Farmers end up throwing away about 10% of their apple yield. These are mostly apples that have fallen to the ground and no longer look pretty enough to end up in grocery stores. Other apples are thrown out because they're too small, too big or have sun spots.
According to the U.N., an estimated 1.3 billion tons of produce is thrown in the trash each year, resulting in a loss of about $1 trillion.
But food scientist Ofir Benjamin from Tel-Hai College in northern Israel wanted to give those "bad apples" a second life. Along with his colleague, Professor Raffi Stern from the Migal Research Institute, they brought apples to a laboratory and ground them up into a fine powder. Afterwards, they analysed the nutritional value: the vitamin C, the dietary fiber, the antioxidant activity and so forth.
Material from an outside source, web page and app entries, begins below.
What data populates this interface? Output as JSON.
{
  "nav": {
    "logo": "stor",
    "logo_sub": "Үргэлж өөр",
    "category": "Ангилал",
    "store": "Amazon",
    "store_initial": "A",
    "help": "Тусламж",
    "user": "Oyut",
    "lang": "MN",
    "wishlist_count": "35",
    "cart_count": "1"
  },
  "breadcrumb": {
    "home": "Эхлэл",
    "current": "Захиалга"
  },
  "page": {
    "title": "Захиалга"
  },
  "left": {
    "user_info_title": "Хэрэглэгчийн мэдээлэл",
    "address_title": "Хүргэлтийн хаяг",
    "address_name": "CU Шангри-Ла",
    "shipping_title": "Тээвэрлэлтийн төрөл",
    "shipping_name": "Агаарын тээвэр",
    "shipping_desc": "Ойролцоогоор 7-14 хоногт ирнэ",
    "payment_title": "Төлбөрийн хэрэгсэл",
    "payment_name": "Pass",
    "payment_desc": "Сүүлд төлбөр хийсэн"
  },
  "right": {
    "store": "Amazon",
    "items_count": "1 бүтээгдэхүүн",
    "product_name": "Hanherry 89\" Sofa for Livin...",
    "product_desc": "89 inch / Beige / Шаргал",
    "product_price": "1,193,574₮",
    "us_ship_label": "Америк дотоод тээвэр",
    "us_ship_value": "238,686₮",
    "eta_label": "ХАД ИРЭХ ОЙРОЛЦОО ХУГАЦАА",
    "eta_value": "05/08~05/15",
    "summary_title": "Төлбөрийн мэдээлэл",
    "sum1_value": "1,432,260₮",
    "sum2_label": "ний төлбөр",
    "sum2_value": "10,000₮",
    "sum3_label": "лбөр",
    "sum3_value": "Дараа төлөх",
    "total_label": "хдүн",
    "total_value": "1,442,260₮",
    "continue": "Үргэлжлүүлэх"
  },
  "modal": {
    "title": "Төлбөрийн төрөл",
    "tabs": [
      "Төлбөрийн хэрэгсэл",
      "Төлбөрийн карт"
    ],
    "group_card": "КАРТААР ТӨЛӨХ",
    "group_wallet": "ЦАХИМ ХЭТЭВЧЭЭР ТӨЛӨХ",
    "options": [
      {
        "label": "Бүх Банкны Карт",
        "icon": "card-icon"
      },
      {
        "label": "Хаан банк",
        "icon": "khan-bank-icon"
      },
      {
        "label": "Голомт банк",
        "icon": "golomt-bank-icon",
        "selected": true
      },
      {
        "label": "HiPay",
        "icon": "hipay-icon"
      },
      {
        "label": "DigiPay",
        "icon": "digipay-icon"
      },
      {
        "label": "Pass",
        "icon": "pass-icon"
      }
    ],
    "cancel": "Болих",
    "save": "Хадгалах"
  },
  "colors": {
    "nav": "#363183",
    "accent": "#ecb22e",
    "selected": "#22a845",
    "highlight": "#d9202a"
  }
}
And to their surprise thy discovered that the powder had the same nutritional value as regular apples.
Not only were they able to save tons of apples from the trash bin, but they ended up discovering something else: The powder they invented could be kept for a long time without spoiling. "If you vacuum-seal it, it can last for more than a year," Benjamin told From The Grapevine.
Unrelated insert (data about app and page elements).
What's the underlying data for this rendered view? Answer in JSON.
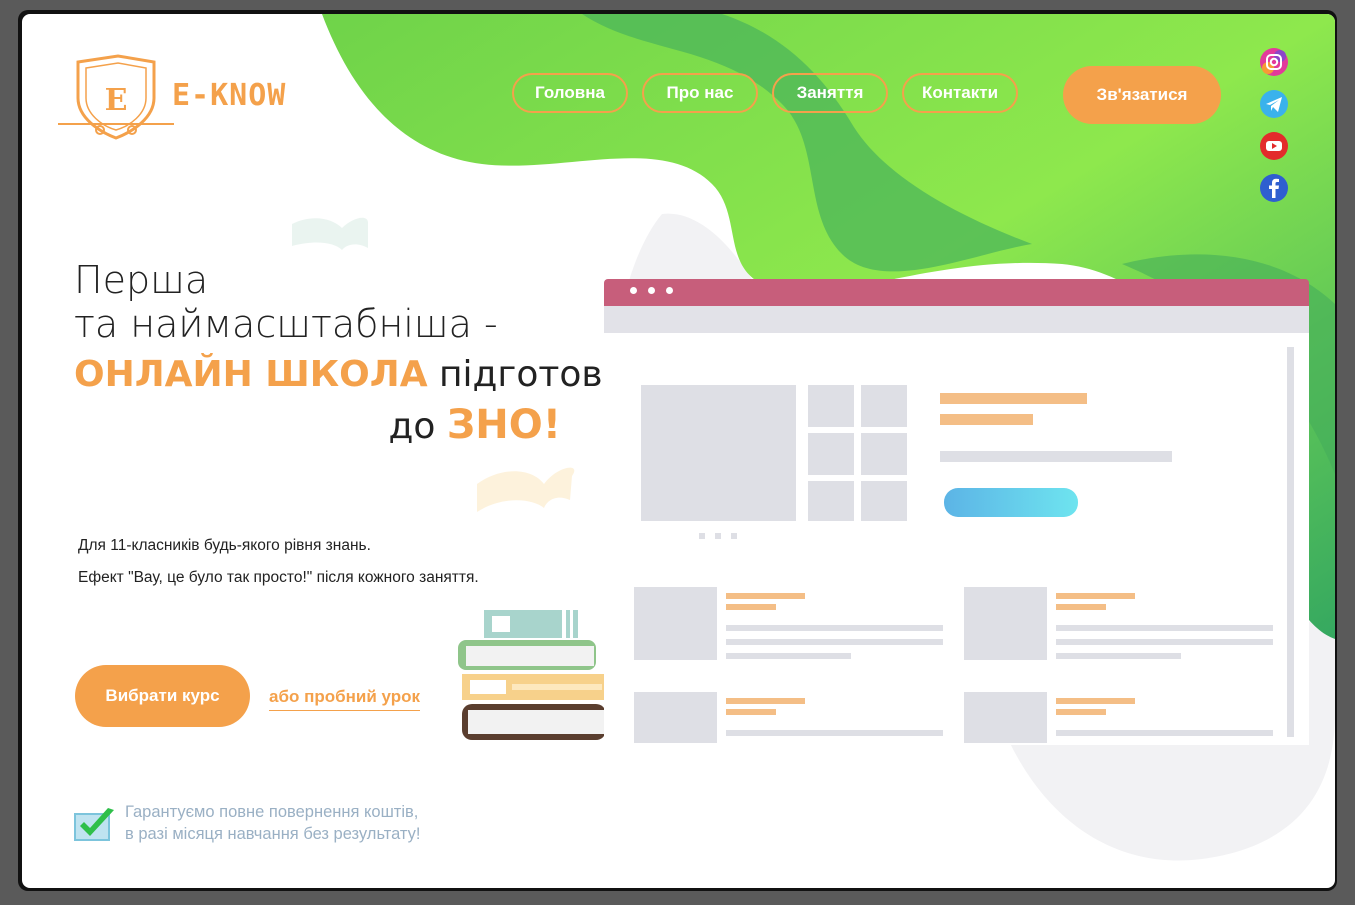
{
  "brand": {
    "name": "E-KNOW",
    "logo_letter": "E"
  },
  "nav": {
    "items": [
      "Головна",
      "Про нас",
      "Заняття",
      "Контакти"
    ],
    "contact_button": "Зв'язатися"
  },
  "socials": [
    "instagram-icon",
    "telegram-icon",
    "youtube-icon",
    "facebook-icon"
  ],
  "hero": {
    "line1": "Перша",
    "line2": "та наймасштабніша -",
    "line3_accent": "ОНЛАЙН ШКОЛА",
    "line3_rest": " підготовки",
    "line4_pre": "до ",
    "line4_accent": "ЗНО!",
    "desc1": "Для 11-класників будь-якого рівня знань.",
    "desc2": "Ефект \"Вау, це було так просто!\" після кожного заняття.",
    "cta_label": "Вибрати курс",
    "trial_label": "або пробний урок"
  },
  "guarantee": {
    "line1": "Гарантуємо повне повернення коштів,",
    "line2": "в разі місяця навчання без результату!"
  },
  "colors": {
    "accent": "#f4a14b",
    "green": "#7ee04e",
    "mock_bar": "#c75e7b"
  }
}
It could be used for long trips –perhaps space travel- or in your pantry for the next time you want to bake apple cake and don't have any apples in the house. But the scientists see an even bigger potential for their new product. "We're going to attempt to bring it into the food industry," Benjamin explained. They've been in touch with a couple of major food manufacturers in Israel to help introduce the powder as an alternative ingredient for apple-flavored products that you'd find in the grocery story, like cereal. They've already received calls from food companies in Russia, Poland and Japan that are interested in the powder.